  • Recognizing that recommendations and interventions remain available at all levels of care for childhood obesity: The authors pointed to groups such as the Community Preventive Services Task Force, which is designed to develop evidence-based guidance regarding community-based preventive interventions and services. “Some clinics or communities may not have the resources to deliver comprehensive, intensive, evidence-based interventions,” they wrote. “However, they may be able to provide the diagnosis in clinic, bring attention to the issue, and subsequently engage in alternative options that are less resource intensive, recognizing possible gaps in the evidence for their effectiveness.”

Addressing Evidence Gaps

Another key consideration, Smith and colleagues argued, is addressing evidence gaps for vulnerable and disadvantaged populations.

While USPSTF looks for the best available evidence to support clinical preventive services, the data are often lacking for diverse and vulnerable groups, and services are not equitably available for Black, Indigenous, and Hispanic/Latinx individuals.

Krist and colleagues noted that this lack of data does not stem from USPSTF itself, and indeed “the USPSTF has sought to address health equity in its recommendations. Evidence reviews start with identifying populations with a higher prevalence or who experience greater morbidity or mortality from the condition and then applying rigorous methods to discern causal factors for inequities, which can include systemic racism and implementation barriers.”

The problem is that for many populations, the necessary volume of research for tailoring interventions to these groups does not exist.

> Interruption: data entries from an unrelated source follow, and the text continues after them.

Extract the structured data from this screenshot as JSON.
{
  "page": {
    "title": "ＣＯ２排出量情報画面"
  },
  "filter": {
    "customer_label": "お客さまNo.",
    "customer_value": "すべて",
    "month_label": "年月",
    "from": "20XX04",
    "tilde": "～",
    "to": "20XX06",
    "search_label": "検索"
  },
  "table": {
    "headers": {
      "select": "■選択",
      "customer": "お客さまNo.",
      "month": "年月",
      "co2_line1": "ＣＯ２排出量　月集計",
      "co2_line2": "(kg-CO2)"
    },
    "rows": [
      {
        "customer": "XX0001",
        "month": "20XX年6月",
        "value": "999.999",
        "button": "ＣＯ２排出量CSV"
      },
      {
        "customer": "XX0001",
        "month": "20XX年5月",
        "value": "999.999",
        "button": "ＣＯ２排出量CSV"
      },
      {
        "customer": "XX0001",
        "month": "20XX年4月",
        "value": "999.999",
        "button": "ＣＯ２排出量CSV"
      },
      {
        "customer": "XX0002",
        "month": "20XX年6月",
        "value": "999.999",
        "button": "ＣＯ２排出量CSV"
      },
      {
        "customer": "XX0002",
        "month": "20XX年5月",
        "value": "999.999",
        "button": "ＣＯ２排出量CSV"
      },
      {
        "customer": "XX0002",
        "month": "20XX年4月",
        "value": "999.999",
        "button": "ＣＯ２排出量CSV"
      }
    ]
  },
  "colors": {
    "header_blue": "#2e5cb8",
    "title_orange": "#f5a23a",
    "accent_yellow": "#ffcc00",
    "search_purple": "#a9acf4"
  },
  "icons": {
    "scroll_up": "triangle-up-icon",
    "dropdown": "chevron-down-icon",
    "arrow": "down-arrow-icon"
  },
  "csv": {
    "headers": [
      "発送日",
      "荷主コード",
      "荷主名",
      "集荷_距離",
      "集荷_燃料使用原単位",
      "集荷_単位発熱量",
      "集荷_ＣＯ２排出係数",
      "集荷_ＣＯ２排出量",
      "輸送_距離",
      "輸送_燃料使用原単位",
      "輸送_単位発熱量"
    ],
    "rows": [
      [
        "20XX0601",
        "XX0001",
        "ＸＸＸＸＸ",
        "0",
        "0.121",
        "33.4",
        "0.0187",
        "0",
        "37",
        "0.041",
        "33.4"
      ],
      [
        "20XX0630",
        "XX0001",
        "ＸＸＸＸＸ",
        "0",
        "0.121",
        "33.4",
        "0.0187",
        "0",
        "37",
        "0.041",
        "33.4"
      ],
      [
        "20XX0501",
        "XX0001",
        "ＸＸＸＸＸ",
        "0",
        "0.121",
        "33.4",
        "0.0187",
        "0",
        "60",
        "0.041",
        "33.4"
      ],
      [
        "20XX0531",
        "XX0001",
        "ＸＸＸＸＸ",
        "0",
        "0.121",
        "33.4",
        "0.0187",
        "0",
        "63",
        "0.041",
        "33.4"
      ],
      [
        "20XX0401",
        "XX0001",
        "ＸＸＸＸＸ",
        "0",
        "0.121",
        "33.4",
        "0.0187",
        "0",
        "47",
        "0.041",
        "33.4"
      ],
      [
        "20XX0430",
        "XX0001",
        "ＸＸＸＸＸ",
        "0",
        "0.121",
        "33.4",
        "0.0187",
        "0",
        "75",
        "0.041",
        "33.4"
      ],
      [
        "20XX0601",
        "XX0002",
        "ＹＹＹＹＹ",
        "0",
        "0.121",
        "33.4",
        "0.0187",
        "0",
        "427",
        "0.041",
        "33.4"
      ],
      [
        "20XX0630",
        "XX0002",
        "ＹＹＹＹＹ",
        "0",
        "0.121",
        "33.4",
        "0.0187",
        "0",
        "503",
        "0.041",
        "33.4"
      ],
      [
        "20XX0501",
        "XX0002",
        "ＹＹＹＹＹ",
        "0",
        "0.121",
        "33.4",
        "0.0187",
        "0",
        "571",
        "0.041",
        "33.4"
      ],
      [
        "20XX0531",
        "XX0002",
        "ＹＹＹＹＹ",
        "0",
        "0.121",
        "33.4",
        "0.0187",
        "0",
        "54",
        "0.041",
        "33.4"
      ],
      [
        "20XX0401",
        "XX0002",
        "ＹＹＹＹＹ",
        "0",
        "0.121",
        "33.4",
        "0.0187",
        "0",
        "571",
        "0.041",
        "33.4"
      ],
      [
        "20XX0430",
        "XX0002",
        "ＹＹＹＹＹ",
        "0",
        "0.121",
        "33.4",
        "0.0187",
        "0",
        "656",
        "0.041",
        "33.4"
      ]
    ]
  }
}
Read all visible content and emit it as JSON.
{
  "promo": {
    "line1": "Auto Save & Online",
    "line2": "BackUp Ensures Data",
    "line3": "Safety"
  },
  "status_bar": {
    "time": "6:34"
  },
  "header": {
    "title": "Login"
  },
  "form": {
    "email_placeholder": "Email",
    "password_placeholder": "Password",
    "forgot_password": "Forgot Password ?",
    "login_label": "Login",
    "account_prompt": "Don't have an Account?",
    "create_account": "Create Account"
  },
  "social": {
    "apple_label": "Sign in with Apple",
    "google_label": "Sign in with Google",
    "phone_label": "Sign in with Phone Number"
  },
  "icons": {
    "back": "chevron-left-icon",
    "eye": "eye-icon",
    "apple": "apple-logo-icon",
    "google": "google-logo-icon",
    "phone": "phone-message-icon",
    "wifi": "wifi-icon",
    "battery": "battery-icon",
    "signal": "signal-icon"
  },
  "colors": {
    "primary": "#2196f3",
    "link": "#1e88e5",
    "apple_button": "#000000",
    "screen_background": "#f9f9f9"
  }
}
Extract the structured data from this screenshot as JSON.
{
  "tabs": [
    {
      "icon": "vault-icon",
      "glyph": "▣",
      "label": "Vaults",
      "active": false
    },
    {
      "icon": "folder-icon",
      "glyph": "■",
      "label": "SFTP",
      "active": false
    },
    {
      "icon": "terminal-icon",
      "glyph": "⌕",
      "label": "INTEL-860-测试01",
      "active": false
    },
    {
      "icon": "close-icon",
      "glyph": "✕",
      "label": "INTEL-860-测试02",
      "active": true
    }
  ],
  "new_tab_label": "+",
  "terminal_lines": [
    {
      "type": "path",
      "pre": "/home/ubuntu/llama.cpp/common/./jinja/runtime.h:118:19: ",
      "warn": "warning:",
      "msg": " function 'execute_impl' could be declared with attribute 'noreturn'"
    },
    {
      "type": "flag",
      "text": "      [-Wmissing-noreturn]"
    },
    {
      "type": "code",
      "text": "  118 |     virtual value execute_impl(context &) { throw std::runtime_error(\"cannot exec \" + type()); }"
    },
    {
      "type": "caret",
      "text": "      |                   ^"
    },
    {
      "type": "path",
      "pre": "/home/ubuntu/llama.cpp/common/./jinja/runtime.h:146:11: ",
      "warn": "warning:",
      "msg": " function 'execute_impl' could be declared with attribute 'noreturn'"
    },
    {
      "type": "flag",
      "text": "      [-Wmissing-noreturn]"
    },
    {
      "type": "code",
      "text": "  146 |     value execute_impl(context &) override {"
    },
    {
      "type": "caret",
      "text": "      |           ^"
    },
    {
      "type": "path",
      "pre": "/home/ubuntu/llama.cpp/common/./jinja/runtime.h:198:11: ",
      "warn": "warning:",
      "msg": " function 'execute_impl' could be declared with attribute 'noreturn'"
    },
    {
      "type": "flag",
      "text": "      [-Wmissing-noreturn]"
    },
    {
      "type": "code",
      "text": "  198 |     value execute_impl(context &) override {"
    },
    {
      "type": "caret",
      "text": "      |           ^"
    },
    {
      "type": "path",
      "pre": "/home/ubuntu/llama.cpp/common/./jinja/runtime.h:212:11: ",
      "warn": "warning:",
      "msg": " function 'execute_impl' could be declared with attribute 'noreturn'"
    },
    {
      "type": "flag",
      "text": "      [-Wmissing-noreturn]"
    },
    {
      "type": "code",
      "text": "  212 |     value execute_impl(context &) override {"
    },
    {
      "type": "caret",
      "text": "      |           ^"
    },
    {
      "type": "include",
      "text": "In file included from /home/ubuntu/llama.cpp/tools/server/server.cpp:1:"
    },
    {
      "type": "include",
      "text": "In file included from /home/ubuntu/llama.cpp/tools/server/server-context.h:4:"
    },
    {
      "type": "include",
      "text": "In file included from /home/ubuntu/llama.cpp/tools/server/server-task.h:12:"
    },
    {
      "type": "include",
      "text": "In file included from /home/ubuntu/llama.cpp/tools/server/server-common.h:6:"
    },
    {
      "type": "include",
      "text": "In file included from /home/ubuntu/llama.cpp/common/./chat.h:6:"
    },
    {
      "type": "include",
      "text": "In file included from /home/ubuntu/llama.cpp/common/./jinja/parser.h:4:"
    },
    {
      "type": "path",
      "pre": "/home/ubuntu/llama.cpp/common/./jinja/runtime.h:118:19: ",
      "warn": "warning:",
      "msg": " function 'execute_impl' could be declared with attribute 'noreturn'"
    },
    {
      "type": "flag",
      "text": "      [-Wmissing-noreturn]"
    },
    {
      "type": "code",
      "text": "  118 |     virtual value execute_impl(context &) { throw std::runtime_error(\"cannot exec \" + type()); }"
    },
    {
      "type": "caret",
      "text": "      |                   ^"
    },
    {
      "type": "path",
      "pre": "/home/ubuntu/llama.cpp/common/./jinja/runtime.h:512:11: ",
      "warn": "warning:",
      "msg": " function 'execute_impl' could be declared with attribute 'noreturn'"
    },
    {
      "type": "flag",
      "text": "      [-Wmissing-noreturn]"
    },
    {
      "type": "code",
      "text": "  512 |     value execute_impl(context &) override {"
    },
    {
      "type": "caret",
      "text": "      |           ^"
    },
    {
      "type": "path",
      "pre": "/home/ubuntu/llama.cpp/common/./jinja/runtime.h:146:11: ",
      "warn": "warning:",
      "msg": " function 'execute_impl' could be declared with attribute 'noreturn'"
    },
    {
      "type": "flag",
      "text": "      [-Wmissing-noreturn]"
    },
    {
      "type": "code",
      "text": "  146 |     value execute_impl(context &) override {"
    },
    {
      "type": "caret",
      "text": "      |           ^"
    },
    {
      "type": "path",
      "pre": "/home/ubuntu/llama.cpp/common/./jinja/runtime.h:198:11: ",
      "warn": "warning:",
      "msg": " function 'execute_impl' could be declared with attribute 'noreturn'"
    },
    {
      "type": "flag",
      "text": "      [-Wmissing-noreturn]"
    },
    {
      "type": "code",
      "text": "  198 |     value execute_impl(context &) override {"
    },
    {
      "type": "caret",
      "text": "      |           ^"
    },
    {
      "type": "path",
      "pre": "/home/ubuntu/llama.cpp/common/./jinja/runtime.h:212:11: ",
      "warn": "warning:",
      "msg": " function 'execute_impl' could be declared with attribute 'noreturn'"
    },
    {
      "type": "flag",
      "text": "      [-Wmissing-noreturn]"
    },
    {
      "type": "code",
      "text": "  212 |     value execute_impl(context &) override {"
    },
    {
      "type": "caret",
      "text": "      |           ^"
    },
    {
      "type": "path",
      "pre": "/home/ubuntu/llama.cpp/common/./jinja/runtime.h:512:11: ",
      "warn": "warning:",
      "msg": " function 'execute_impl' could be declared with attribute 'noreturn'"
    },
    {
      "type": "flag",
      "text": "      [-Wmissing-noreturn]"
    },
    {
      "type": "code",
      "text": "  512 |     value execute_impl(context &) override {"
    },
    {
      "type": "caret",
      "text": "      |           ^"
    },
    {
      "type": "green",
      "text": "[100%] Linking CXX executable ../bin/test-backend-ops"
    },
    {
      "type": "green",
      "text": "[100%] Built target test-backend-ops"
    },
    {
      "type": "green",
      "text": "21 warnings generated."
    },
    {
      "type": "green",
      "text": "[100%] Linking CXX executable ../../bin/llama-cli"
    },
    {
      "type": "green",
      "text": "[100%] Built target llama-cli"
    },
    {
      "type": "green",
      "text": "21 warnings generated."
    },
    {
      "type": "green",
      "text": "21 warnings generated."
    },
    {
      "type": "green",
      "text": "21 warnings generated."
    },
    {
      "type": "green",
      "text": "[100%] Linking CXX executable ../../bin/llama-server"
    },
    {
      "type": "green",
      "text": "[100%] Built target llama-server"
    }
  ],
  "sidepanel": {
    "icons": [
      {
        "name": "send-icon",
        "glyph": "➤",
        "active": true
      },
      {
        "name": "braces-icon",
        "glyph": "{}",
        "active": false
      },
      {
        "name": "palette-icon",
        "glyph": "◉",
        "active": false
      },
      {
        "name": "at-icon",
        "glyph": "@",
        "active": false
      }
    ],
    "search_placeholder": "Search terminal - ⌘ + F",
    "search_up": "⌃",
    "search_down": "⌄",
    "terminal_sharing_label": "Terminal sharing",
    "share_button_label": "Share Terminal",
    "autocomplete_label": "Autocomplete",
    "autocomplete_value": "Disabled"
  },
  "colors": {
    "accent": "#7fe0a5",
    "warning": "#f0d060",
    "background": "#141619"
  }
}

“As such, an upstream method to implement childhood obesity interventions ethically and equitably is to first perform the research that studies the effectiveness of screening and interventions in diverse and vulnerable populations,” Smith and colleagues wrote. “A key component to this might include an emphasis on comparative effectiveness studies that rank clinical and community preventive services for childhood obesity with a special focus on vulnerable and resource-constrained populations.”

While the evidence gaps raised by the USPSTF are used by the National Institutes of Health to direct funding streams for future research, the authors argued that “further innovative solutions, integrated partnerships, and long-term funding commitments will likely be required to confront this complex issue… there may be a larger ethical need for funding to build and maintain the capacity to address childhood obesity in low-resource areas as part of a national strategy to eliminate disparities. Ultimately, it is essential to recognize that effectively addressing childhood obesity at a population level and achieving health equity must also focus on preventing obesity through improving social determinants of health and other systemic causes of obesity.”

  1. Researchers argued that more efforts, including increased incentives or expansion of clinical services in low-resource areas, should be taken to facilitate USPSTF recommendations of intensive behavioral interventions for obesity among children and adolescents.

  2. Performing research that studies the effectiveness of pediatric obesity screening and interventions in diverse and vulnerable populations is necessary to address inequities in the implementation of USPSTF-recommended obesity interventions.

John McKenna, Associate Editor, BreakingMED™

The article authors had no relevant relationships to disclose.

Commentary coauthors Davidson and Silverstein are members of the USPSTF; Krist had no relevant relationships to disclose.

Cat ID: 252

Topic ID: 85,252,730,795,252,518,917